__Problem details__
One number is the whole answer: how many lines of the records include "içimden".

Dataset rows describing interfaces
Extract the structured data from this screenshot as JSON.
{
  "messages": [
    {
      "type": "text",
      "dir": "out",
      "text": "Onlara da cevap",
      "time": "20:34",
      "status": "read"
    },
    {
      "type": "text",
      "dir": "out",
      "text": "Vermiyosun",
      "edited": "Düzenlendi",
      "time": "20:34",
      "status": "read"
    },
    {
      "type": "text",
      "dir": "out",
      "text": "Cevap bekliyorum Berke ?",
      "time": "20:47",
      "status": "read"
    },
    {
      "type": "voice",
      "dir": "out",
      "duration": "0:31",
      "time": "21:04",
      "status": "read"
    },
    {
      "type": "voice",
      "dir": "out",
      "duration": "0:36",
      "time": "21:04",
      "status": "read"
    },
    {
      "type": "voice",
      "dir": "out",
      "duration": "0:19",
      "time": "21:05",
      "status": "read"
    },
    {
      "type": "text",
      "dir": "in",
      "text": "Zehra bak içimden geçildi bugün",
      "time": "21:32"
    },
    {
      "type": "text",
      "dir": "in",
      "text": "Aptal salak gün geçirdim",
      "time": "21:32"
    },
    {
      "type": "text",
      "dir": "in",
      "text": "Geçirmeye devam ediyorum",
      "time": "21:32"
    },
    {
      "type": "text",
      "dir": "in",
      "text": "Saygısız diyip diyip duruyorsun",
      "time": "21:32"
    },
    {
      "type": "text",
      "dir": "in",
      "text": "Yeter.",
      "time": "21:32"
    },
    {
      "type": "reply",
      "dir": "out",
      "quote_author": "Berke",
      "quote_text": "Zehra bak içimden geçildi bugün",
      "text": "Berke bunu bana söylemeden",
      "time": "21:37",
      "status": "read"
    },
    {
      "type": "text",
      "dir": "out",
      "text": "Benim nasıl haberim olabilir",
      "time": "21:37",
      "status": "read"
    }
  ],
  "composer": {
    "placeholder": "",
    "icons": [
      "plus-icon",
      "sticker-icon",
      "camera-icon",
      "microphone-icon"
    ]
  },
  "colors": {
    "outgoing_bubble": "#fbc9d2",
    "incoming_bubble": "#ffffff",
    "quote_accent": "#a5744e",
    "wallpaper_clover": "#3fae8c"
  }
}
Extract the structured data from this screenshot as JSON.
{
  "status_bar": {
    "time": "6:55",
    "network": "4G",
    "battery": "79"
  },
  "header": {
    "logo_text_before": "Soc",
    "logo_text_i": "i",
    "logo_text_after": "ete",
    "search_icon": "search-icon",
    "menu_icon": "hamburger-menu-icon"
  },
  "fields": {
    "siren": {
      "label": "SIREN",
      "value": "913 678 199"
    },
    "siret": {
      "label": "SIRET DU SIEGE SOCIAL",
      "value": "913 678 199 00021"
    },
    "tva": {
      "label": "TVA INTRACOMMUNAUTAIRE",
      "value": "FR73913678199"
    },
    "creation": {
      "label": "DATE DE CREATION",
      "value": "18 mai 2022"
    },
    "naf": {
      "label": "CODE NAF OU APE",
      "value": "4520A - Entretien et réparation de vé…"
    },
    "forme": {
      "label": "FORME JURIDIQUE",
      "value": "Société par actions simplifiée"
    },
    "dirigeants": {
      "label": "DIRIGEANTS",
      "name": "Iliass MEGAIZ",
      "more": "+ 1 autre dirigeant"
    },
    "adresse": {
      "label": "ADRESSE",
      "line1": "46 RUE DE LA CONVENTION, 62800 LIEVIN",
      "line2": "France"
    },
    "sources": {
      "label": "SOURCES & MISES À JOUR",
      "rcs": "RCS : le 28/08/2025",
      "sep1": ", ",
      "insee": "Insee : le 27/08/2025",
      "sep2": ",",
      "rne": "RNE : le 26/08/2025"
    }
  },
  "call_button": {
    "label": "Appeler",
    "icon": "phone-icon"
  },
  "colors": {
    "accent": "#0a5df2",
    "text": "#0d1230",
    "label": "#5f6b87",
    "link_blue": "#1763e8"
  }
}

__Exercise output__
2